**WHAT THIS TASK INVOLVES**
Please return each of the entries exactly, minus their pictures.

Start of DATA SUPPLIED

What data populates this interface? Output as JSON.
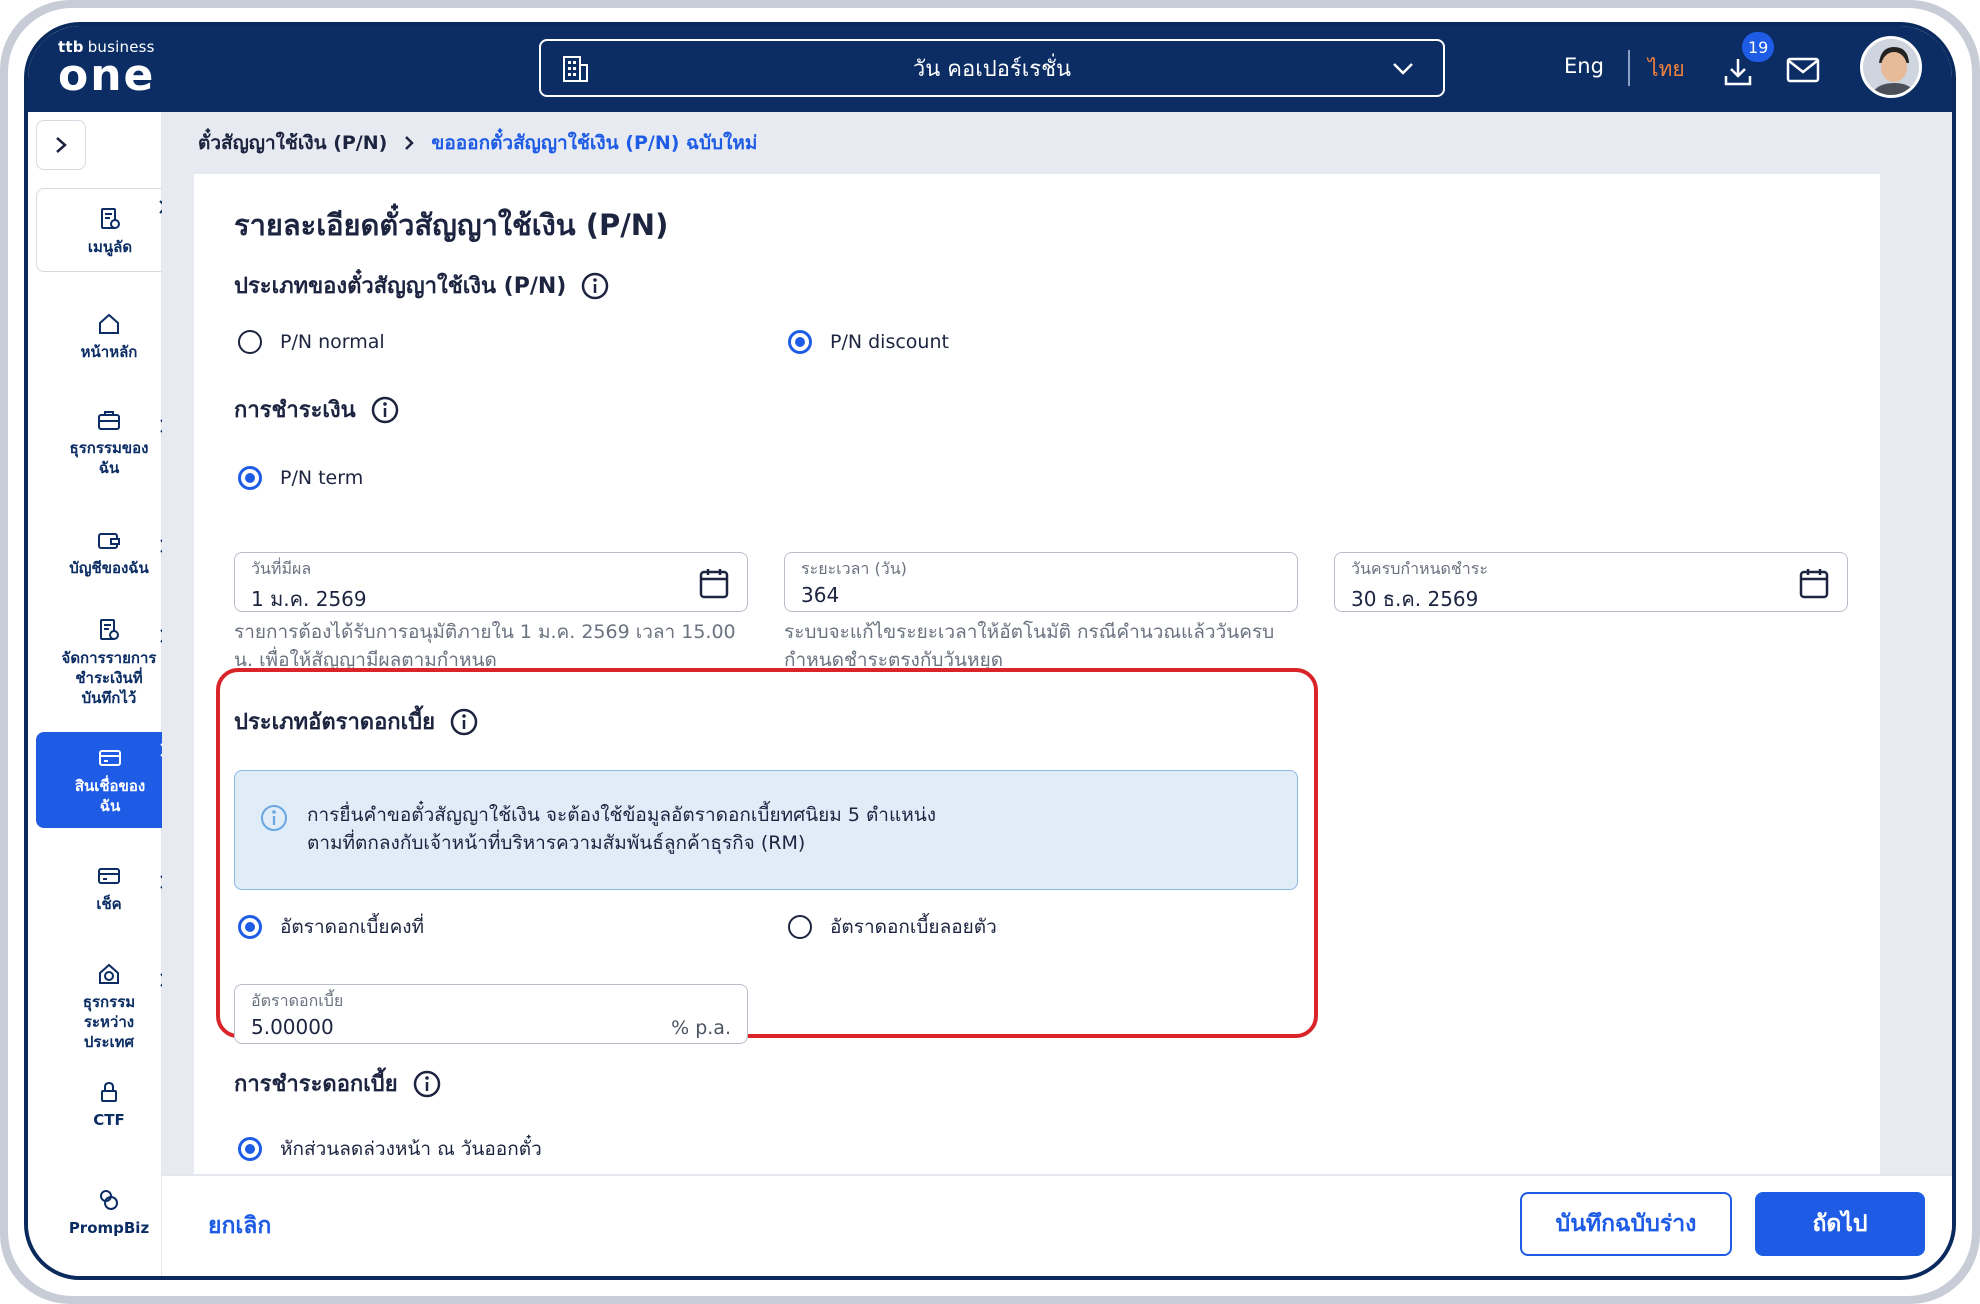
{
  "header": {
    "logo_small": "business",
    "logo_brand": "ttb",
    "logo_big": "one",
    "company": "วัน คอเปอร์เรชั่น",
    "lang_eng": "Eng",
    "lang_thai": "ไทย",
    "download_badge": "19",
    "icons": [
      "building-icon",
      "chevron-down-icon",
      "download-icon",
      "mail-icon",
      "avatar"
    ]
  },
  "sidebar": {
    "items": [
      {
        "label": "เมนูลัด",
        "icon": "shortcut-icon"
      },
      {
        "label": "หน้าหลัก",
        "icon": "home-icon"
      },
      {
        "label": "ธุรกรรมของฉัน",
        "icon": "briefcase-icon"
      },
      {
        "label": "บัญชีของฉัน",
        "icon": "wallet-icon"
      },
      {
        "label": "จัดการรายการชำระเงินที่บันทึกไว้",
        "icon": "document-icon"
      },
      {
        "label": "สินเชื่อของฉัน",
        "icon": "loan-icon"
      },
      {
        "label": "เช็ค",
        "icon": "cheque-icon"
      },
      {
        "label": "ธุรกรรมระหว่างประเทศ",
        "icon": "international-icon"
      },
      {
        "label": "CTF",
        "icon": "lock-icon"
      },
      {
        "label": "PrompBiz",
        "icon": "prompbiz-icon"
      }
    ]
  },
  "breadcrumb": {
    "parent": "ตั๋วสัญญาใช้เงิน (P/N)",
    "current": "ขอออกตั๋วสัญญาใช้เงิน (P/N) ฉบับใหม่"
  },
  "form": {
    "title": "รายละเอียดตั๋วสัญญาใช้เงิน (P/N)",
    "pn_type": {
      "heading": "ประเภทของตั๋วสัญญาใช้เงิน (P/N)",
      "options": [
        "P/N normal",
        "P/N discount"
      ],
      "selected": "P/N discount"
    },
    "payment": {
      "heading": "การชำระเงิน",
      "option": "P/N term"
    },
    "effective_date": {
      "label": "วันที่มีผล",
      "value": "1 ม.ค. 2569",
      "hint": "รายการต้องได้รับการอนุมัติภายใน 1 ม.ค. 2569 เวลา 15.00 น. เพื่อให้สัญญามีผลตามกำหนด"
    },
    "duration": {
      "label": "ระยะเวลา (วัน)",
      "value": "364",
      "hint": "ระบบจะแก้ไขระยะเวลาให้อัตโนมัติ กรณีคำนวณแล้ววันครบกำหนดชำระตรงกับวันหยุด"
    },
    "due_date": {
      "label": "วันครบกำหนดชำระ",
      "value": "30 ธ.ค. 2569"
    },
    "interest_type": {
      "heading": "ประเภทอัตราดอกเบี้ย",
      "notice_line1": "การยื่นคำขอตั๋วสัญญาใช้เงิน จะต้องใช้ข้อมูลอัตราดอกเบี้ยทศนิยม 5 ตำแหน่ง",
      "notice_line2": "ตามที่ตกลงกับเจ้าหน้าที่บริหารความสัมพันธ์ลูกค้าธุรกิจ (RM)",
      "options": [
        "อัตราดอกเบี้ยคงที่",
        "อัตราดอกเบี้ยลอยตัว"
      ],
      "selected": "อัตราดอกเบี้ยคงที่"
    },
    "interest_rate": {
      "label": "อัตราดอกเบี้ย",
      "value": "5.00000",
      "unit": "% p.a."
    },
    "interest_payment": {
      "heading": "การชำระดอกเบี้ย",
      "option": "หักส่วนลดล่วงหน้า ณ วันออกตั๋ว"
    }
  },
  "footer": {
    "cancel": "ยกเลิก",
    "save_draft": "บันทึกฉบับร่าง",
    "next": "ถัดไป"
  },
  "colors": {
    "header_bg": "#0b2d64",
    "accent": "#1f5ce6",
    "highlight": "#d9252a",
    "thai_lang": "#f1813a"
  }
}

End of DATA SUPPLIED

**REPLY TO THE EXERCISE**
What data populates this interface? Output as JSON.
{
  "header": {
    "logo_small": "business",
    "logo_brand": "ttb",
    "logo_big": "one",
    "company": "วัน คอเปอร์เรชั่น",
    "lang_eng": "Eng",
    "lang_thai": "ไทย",
    "download_badge": "19",
    "icons": [
      "building-icon",
      "chevron-down-icon",
      "download-icon",
      "mail-icon",
      "avatar"
    ]
  },
  "sidebar": {
    "items": [
      {
        "label": "เมนูลัด",
        "icon": "shortcut-icon"
      },
      {
        "label": "หน้าหลัก",
        "icon": "home-icon"
      },
      {
        "label": "ธุรกรรมของฉัน",
        "icon": "briefcase-icon"
      },
      {
        "label": "บัญชีของฉัน",
        "icon": "wallet-icon"
      },
      {
        "label": "จัดการรายการชำระเงินที่บันทึกไว้",
        "icon": "document-icon"
      },
      {
        "label": "สินเชื่อของฉัน",
        "icon": "loan-icon"
      },
      {
        "label": "เช็ค",
        "icon": "cheque-icon"
      },
      {
        "label": "ธุรกรรมระหว่างประเทศ",
        "icon": "international-icon"
      },
      {
        "label": "CTF",
        "icon": "lock-icon"
      },
      {
        "label": "PrompBiz",
        "icon": "prompbiz-icon"
      }
    ]
  },
  "breadcrumb": {
    "parent": "ตั๋วสัญญาใช้เงิน (P/N)",
    "current": "ขอออกตั๋วสัญญาใช้เงิน (P/N) ฉบับใหม่"
  },
  "form": {
    "title": "รายละเอียดตั๋วสัญญาใช้เงิน (P/N)",
    "pn_type": {
      "heading": "ประเภทของตั๋วสัญญาใช้เงิน (P/N)",
      "options": [
        "P/N normal",
        "P/N discount"
      ],
      "selected": "P/N discount"
    },
    "payment": {
      "heading": "การชำระเงิน",
      "option": "P/N term"
    },
    "effective_date": {
      "label": "วันที่มีผล",
      "value": "1 ม.ค. 2569",
      "hint": "รายการต้องได้รับการอนุมัติภายใน 1 ม.ค. 2569 เวลา 15.00 น. เพื่อให้สัญญามีผลตามกำหนด"
    },
    "duration": {
      "label": "ระยะเวลา (วัน)",
      "value": "364",
      "hint": "ระบบจะแก้ไขระยะเวลาให้อัตโนมัติ กรณีคำนวณแล้ววันครบกำหนดชำระตรงกับวันหยุด"
    },
    "due_date": {
      "label": "วันครบกำหนดชำระ",
      "value": "30 ธ.ค. 2569"
    },
    "interest_type": {
      "heading": "ประเภทอัตราดอกเบี้ย",
      "notice_line1": "การยื่นคำขอตั๋วสัญญาใช้เงิน จะต้องใช้ข้อมูลอัตราดอกเบี้ยทศนิยม 5 ตำแหน่ง",
      "notice_line2": "ตามที่ตกลงกับเจ้าหน้าที่บริหารความสัมพันธ์ลูกค้าธุรกิจ (RM)",
      "options": [
        "อัตราดอกเบี้ยคงที่",
        "อัตราดอกเบี้ยลอยตัว"
      ],
      "selected": "อัตราดอกเบี้ยคงที่"
    },
    "interest_rate": {
      "label": "อัตราดอกเบี้ย",
      "value": "5.00000",
      "unit": "% p.a."
    },
    "interest_payment": {
      "heading": "การชำระดอกเบี้ย",
      "option": "หักส่วนลดล่วงหน้า ณ วันออกตั๋ว"
    }
  },
  "footer": {
    "cancel": "ยกเลิก",
    "save_draft": "บันทึกฉบับร่าง",
    "next": "ถัดไป"
  },
  "colors": {
    "header_bg": "#0b2d64",
    "accent": "#1f5ce6",
    "highlight": "#d9252a",
    "thai_lang": "#f1813a"
  }
}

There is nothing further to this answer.